What this task involves —
All of the lines below should be output exactly as shown.
-- Records for processing follows --
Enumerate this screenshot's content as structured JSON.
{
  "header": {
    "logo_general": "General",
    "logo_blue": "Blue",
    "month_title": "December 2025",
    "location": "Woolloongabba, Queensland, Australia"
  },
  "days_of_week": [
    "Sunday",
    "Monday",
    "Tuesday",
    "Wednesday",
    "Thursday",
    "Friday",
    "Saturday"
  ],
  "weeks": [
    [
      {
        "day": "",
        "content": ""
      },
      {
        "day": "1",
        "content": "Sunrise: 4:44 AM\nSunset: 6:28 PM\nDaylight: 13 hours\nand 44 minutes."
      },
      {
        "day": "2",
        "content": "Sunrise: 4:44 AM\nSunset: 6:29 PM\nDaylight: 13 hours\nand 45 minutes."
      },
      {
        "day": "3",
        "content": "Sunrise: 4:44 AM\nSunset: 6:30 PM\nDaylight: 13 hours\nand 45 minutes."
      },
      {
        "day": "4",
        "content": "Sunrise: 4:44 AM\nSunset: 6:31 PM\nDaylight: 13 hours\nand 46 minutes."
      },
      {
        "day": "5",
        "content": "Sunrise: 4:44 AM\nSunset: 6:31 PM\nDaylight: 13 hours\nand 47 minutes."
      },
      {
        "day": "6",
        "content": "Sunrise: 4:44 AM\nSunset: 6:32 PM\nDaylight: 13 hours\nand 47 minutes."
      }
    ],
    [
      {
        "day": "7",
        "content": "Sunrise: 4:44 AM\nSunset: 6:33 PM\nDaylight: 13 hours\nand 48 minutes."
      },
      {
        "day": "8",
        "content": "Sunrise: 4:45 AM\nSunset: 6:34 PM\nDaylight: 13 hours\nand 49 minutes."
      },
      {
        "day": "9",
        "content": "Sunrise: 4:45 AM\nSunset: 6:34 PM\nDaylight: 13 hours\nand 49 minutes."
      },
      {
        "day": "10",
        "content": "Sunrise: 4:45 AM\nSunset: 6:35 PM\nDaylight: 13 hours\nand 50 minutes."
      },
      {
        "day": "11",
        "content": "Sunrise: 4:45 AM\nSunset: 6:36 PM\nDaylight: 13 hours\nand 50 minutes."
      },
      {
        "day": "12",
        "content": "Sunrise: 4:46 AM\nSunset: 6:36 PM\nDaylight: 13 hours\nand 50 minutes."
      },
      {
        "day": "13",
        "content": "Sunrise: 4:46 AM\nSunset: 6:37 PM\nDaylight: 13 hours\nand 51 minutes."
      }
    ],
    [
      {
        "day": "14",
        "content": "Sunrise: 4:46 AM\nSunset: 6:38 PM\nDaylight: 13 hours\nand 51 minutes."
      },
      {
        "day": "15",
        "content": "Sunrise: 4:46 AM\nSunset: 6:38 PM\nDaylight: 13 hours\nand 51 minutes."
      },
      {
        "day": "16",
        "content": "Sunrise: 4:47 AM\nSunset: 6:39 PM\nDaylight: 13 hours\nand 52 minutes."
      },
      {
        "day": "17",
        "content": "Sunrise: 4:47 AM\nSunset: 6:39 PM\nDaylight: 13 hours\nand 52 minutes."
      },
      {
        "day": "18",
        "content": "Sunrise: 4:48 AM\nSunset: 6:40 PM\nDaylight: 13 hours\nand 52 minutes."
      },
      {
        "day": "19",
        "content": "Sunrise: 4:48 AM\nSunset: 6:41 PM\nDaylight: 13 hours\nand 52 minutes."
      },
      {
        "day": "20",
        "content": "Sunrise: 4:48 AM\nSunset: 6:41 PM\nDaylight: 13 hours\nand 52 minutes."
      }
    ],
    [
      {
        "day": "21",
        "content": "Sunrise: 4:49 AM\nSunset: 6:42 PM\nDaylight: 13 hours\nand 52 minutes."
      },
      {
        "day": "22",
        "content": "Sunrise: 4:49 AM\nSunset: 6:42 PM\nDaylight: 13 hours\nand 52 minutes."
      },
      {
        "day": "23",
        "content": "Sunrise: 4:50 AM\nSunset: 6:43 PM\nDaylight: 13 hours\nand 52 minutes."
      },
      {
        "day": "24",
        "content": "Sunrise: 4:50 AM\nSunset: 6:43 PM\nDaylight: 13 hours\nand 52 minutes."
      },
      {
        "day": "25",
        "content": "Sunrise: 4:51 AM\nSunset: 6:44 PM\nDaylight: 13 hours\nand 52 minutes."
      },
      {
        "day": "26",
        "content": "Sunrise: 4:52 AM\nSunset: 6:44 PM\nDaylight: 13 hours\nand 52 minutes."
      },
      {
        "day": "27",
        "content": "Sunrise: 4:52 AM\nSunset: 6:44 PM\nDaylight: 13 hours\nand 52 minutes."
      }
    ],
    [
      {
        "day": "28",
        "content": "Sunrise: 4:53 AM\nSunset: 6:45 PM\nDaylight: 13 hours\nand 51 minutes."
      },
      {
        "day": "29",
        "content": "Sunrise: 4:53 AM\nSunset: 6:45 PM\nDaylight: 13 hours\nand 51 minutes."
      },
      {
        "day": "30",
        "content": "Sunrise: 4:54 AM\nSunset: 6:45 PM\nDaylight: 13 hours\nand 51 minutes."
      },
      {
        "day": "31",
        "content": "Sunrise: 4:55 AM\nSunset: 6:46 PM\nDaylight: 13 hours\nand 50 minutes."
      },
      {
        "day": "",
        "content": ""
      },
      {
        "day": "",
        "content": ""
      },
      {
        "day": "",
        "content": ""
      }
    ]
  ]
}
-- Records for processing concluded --
Written answer —
Enumerate this screenshot's content as structured JSON.
{
  "header": {
    "logo_general": "General",
    "logo_blue": "Blue",
    "month_title": "December 2025",
    "location": "Woolloongabba, Queensland, Australia"
  },
  "days_of_week": [
    "Sunday",
    "Monday",
    "Tuesday",
    "Wednesday",
    "Thursday",
    "Friday",
    "Saturday"
  ],
  "weeks": [
    [
      {
        "day": "",
        "content": ""
      },
      {
        "day": "1",
        "content": "Sunrise: 4:44 AM\nSunset: 6:28 PM\nDaylight: 13 hours\nand 44 minutes."
      },
      {
        "day": "2",
        "content": "Sunrise: 4:44 AM\nSunset: 6:29 PM\nDaylight: 13 hours\nand 45 minutes."
      },
      {
        "day": "3",
        "content": "Sunrise: 4:44 AM\nSunset: 6:30 PM\nDaylight: 13 hours\nand 45 minutes."
      },
      {
        "day": "4",
        "content": "Sunrise: 4:44 AM\nSunset: 6:31 PM\nDaylight: 13 hours\nand 46 minutes."
      },
      {
        "day": "5",
        "content": "Sunrise: 4:44 AM\nSunset: 6:31 PM\nDaylight: 13 hours\nand 47 minutes."
      },
      {
        "day": "6",
        "content": "Sunrise: 4:44 AM\nSunset: 6:32 PM\nDaylight: 13 hours\nand 47 minutes."
      }
    ],
    [
      {
        "day": "7",
        "content": "Sunrise: 4:44 AM\nSunset: 6:33 PM\nDaylight: 13 hours\nand 48 minutes."
      },
      {
        "day": "8",
        "content": "Sunrise: 4:45 AM\nSunset: 6:34 PM\nDaylight: 13 hours\nand 49 minutes."
      },
      {
        "day": "9",
        "content": "Sunrise: 4:45 AM\nSunset: 6:34 PM\nDaylight: 13 hours\nand 49 minutes."
      },
      {
        "day": "10",
        "content": "Sunrise: 4:45 AM\nSunset: 6:35 PM\nDaylight: 13 hours\nand 50 minutes."
      },
      {
        "day": "11",
        "content": "Sunrise: 4:45 AM\nSunset: 6:36 PM\nDaylight: 13 hours\nand 50 minutes."
      },
      {
        "day": "12",
        "content": "Sunrise: 4:46 AM\nSunset: 6:36 PM\nDaylight: 13 hours\nand 50 minutes."
      },
      {
        "day": "13",
        "content": "Sunrise: 4:46 AM\nSunset: 6:37 PM\nDaylight: 13 hours\nand 51 minutes."
      }
    ],
    [
      {
        "day": "14",
        "content": "Sunrise: 4:46 AM\nSunset: 6:38 PM\nDaylight: 13 hours\nand 51 minutes."
      },
      {
        "day": "15",
        "content": "Sunrise: 4:46 AM\nSunset: 6:38 PM\nDaylight: 13 hours\nand 51 minutes."
      },
      {
        "day": "16",
        "content": "Sunrise: 4:47 AM\nSunset: 6:39 PM\nDaylight: 13 hours\nand 52 minutes."
      },
      {
        "day": "17",
        "content": "Sunrise: 4:47 AM\nSunset: 6:39 PM\nDaylight: 13 hours\nand 52 minutes."
      },
      {
        "day": "18",
        "content": "Sunrise: 4:48 AM\nSunset: 6:40 PM\nDaylight: 13 hours\nand 52 minutes."
      },
      {
        "day": "19",
        "content": "Sunrise: 4:48 AM\nSunset: 6:41 PM\nDaylight: 13 hours\nand 52 minutes."
      },
      {
        "day": "20",
        "content": "Sunrise: 4:48 AM\nSunset: 6:41 PM\nDaylight: 13 hours\nand 52 minutes."
      }
    ],
    [
      {
        "day": "21",
        "content": "Sunrise: 4:49 AM\nSunset: 6:42 PM\nDaylight: 13 hours\nand 52 minutes."
      },
      {
        "day": "22",
        "content": "Sunrise: 4:49 AM\nSunset: 6:42 PM\nDaylight: 13 hours\nand 52 minutes."
      },
      {
        "day": "23",
        "content": "Sunrise: 4:50 AM\nSunset: 6:43 PM\nDaylight: 13 hours\nand 52 minutes."
      },
      {
        "day": "24",
        "content": "Sunrise: 4:50 AM\nSunset: 6:43 PM\nDaylight: 13 hours\nand 52 minutes."
      },
      {
        "day": "25",
        "content": "Sunrise: 4:51 AM\nSunset: 6:44 PM\nDaylight: 13 hours\nand 52 minutes."
      },
      {
        "day": "26",
        "content": "Sunrise: 4:52 AM\nSunset: 6:44 PM\nDaylight: 13 hours\nand 52 minutes."
      },
      {
        "day": "27",
        "content": "Sunrise: 4:52 AM\nSunset: 6:44 PM\nDaylight: 13 hours\nand 52 minutes."
      }
    ],
    [
      {
        "day": "28",
        "content": "Sunrise: 4:53 AM\nSunset: 6:45 PM\nDaylight: 13 hours\nand 51 minutes."
      },
      {
        "day": "29",
        "content": "Sunrise: 4:53 AM\nSunset: 6:45 PM\nDaylight: 13 hours\nand 51 minutes."
      },
      {
        "day": "30",
        "content": "Sunrise: 4:54 AM\nSunset: 6:45 PM\nDaylight: 13 hours\nand 51 minutes."
      },
      {
        "day": "31",
        "content": "Sunrise: 4:55 AM\nSunset: 6:46 PM\nDaylight: 13 hours\nand 50 minutes."
      },
      {
        "day": "",
        "content": ""
      },
      {
        "day": "",
        "content": ""
      },
      {
        "day": "",
        "content": ""
      }
    ]
  ]
}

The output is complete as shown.